> **YOUR INSTRUCTIONS**: Go through the lines below and copy each one that holds the string "scan".

> **Data records for software interfaces**:
---------------

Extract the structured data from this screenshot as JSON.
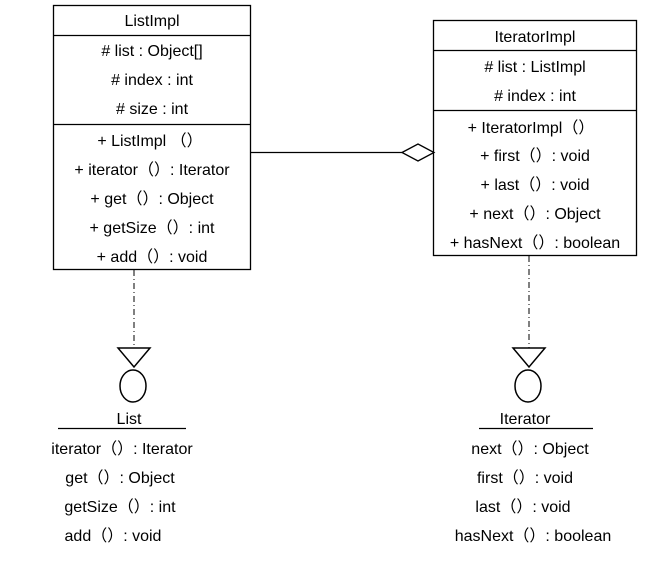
{
  "listImpl": {
    "name": "ListImpl",
    "attributes": [
      "# list : Object[]",
      "# index : int",
      "# size : int"
    ],
    "methods": [
      "+ ListImpl （）",
      "+ iterator（）: Iterator",
      "+ get（）: Object",
      "+ getSize（）: int",
      "+ add（）: void"
    ]
  },
  "iteratorImpl": {
    "name": "IteratorImpl",
    "attributes": [
      "# list : ListImpl",
      "# index : int"
    ],
    "methods": [
      "+ IteratorImpl（）",
      "+ first（）: void",
      "+ last（）: void",
      "+ next（）: Object",
      "+ hasNext（）: boolean"
    ]
  },
  "listInterface": {
    "name": "List",
    "methods": [
      "iterator（）: Iterator",
      "get（）: Object",
      "getSize（）: int",
      "add（）: void"
    ]
  },
  "iteratorInterface": {
    "name": "Iterator",
    "methods": [
      "next（）: Object",
      "first（）: void",
      "last（）: void",
      "hasNext（）: boolean"
    ]
  }
}
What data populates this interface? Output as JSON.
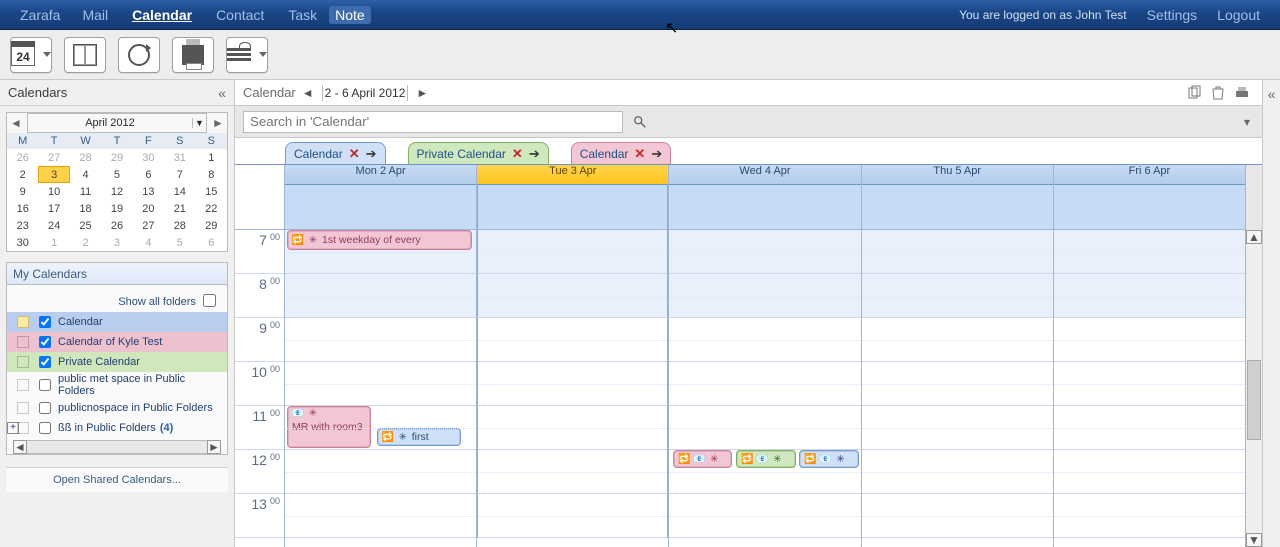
{
  "nav": {
    "brand": "Zarafa",
    "items": [
      "Mail",
      "Calendar",
      "Contact",
      "Task",
      "Note"
    ],
    "active": "Calendar",
    "loggedText": "You are logged on as John Test",
    "settings": "Settings",
    "logout": "Logout"
  },
  "toolbar": {
    "newAppointment": "New Appointment",
    "addressBook": "Address Book",
    "refresh": "Refresh",
    "print": "Print",
    "view": "View"
  },
  "sidebar": {
    "header": "Calendars",
    "datepicker": {
      "month": "April 2012",
      "dow": [
        "M",
        "T",
        "W",
        "T",
        "F",
        "S",
        "S"
      ],
      "weeks": [
        [
          "26",
          "27",
          "28",
          "29",
          "30",
          "31",
          "1"
        ],
        [
          "2",
          "3",
          "4",
          "5",
          "6",
          "7",
          "8"
        ],
        [
          "9",
          "10",
          "11",
          "12",
          "13",
          "14",
          "15"
        ],
        [
          "16",
          "17",
          "18",
          "19",
          "20",
          "21",
          "22"
        ],
        [
          "23",
          "24",
          "25",
          "26",
          "27",
          "28",
          "29"
        ],
        [
          "30",
          "1",
          "2",
          "3",
          "4",
          "5",
          "6"
        ]
      ],
      "today": "3"
    },
    "myCalendarsTitle": "My Calendars",
    "showAll": "Show all folders",
    "calendars": [
      {
        "label": "Calendar",
        "color": "blue",
        "checked": true
      },
      {
        "label": "Calendar of Kyle Test",
        "color": "pink",
        "checked": true
      },
      {
        "label": "Private Calendar",
        "color": "green",
        "checked": true
      },
      {
        "label": "public met space in Public Folders",
        "color": "plain",
        "checked": false
      },
      {
        "label": "publicnospace in Public Folders",
        "color": "plain",
        "checked": false
      },
      {
        "label": "ßß in Public Folders",
        "color": "plain",
        "checked": false,
        "count": "(4)",
        "expandable": true
      }
    ],
    "openShared": "Open Shared Calendars..."
  },
  "main": {
    "breadcrumb": {
      "label": "Calendar",
      "range": "2 - 6 April 2012"
    },
    "searchPlaceholder": "Search in 'Calendar'",
    "tabs": [
      {
        "label": "Calendar",
        "color": "blue"
      },
      {
        "label": "Private Calendar",
        "color": "green"
      },
      {
        "label": "Calendar",
        "color": "pink"
      }
    ],
    "days": [
      "Mon 2 Apr",
      "Tue 3 Apr",
      "Wed 4 Apr",
      "Thu 5 Apr",
      "Fri 6 Apr"
    ],
    "todayIndex": 1,
    "hours": [
      "7",
      "8",
      "9",
      "10",
      "11",
      "12",
      "13"
    ],
    "events": {
      "mon7": "1st weekday of every",
      "mon11a": "MR with room3",
      "mon11b": "first"
    }
  }
}
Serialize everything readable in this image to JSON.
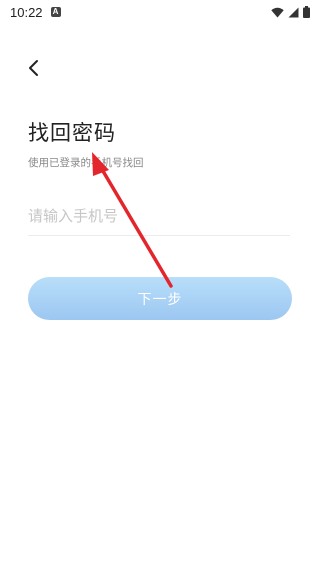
{
  "status_bar": {
    "time": "10:22",
    "notification_letter": "A",
    "icons": [
      "wifi-icon",
      "signal-icon",
      "battery-icon"
    ]
  },
  "nav": {
    "back_icon": "chevron-left-icon"
  },
  "title": "找回密码",
  "subtitle": "使用已登录的手机号找回",
  "phone_input": {
    "placeholder": "请输入手机号",
    "value": ""
  },
  "next_button": {
    "label": "下一步"
  },
  "colors": {
    "button_top": "#b8def9",
    "button_bottom": "#9cc7f1",
    "annotation_arrow": "#e3262b",
    "title": "#222222",
    "subtitle": "#888888",
    "placeholder": "#c6c6c6"
  }
}
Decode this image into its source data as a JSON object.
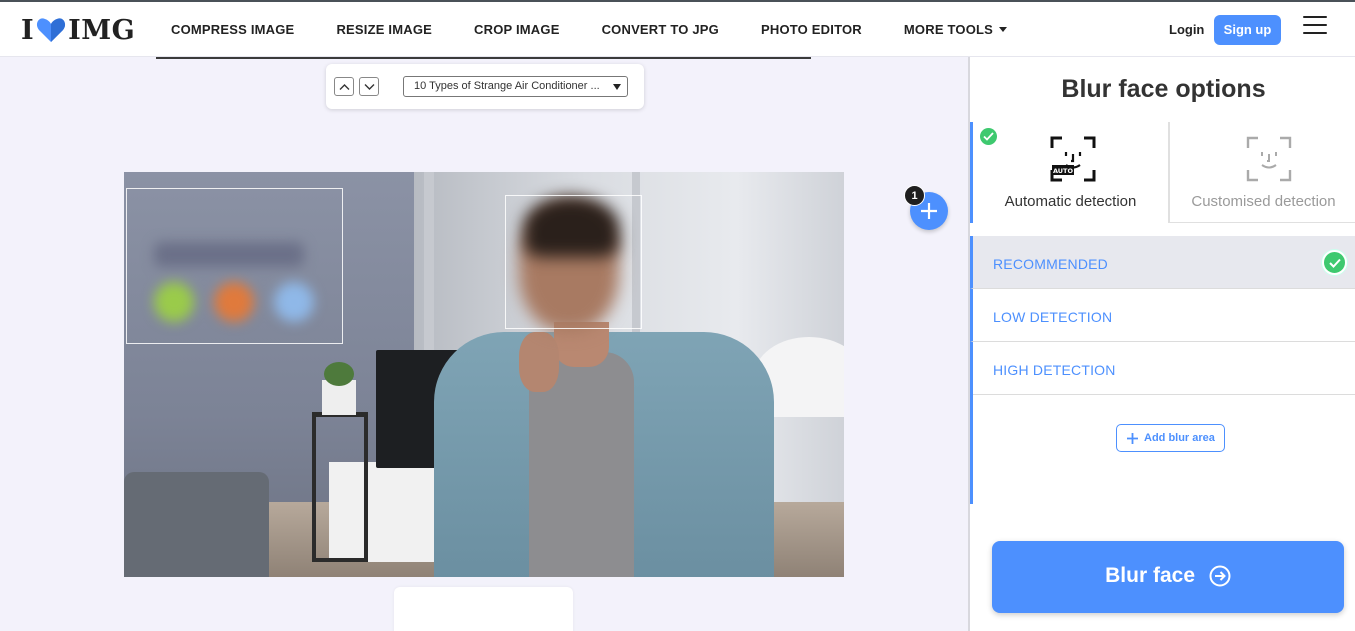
{
  "brand": {
    "logo_left": "I",
    "logo_right": "IMG"
  },
  "nav": {
    "items": [
      {
        "label": "COMPRESS IMAGE"
      },
      {
        "label": "RESIZE IMAGE"
      },
      {
        "label": "CROP IMAGE"
      },
      {
        "label": "CONVERT TO JPG"
      },
      {
        "label": "PHOTO EDITOR"
      },
      {
        "label": "MORE TOOLS"
      }
    ],
    "login": "Login",
    "signup": "Sign up"
  },
  "workspace": {
    "file_select": "10 Types of Strange Air Conditioner ...",
    "face_count": "1"
  },
  "sidebar": {
    "title": "Blur face options",
    "tabs": [
      {
        "label": "Automatic detection",
        "selected": true,
        "icon": "auto-face-scan-icon",
        "icon_text": "AUTO"
      },
      {
        "label": "Customised detection",
        "selected": false,
        "icon": "face-scan-icon"
      }
    ],
    "options": [
      {
        "label": "RECOMMENDED",
        "selected": true
      },
      {
        "label": "LOW DETECTION",
        "selected": false
      },
      {
        "label": "HIGH DETECTION",
        "selected": false
      }
    ],
    "add_area": "Add blur area",
    "action": "Blur face"
  },
  "colors": {
    "accent": "#4d90fe",
    "success": "#3ec96f"
  }
}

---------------

> **OUTPUT FOR THIS TASK**:
        "icon": "auto-face-scan-icon",
        "icon": "face-scan-icon"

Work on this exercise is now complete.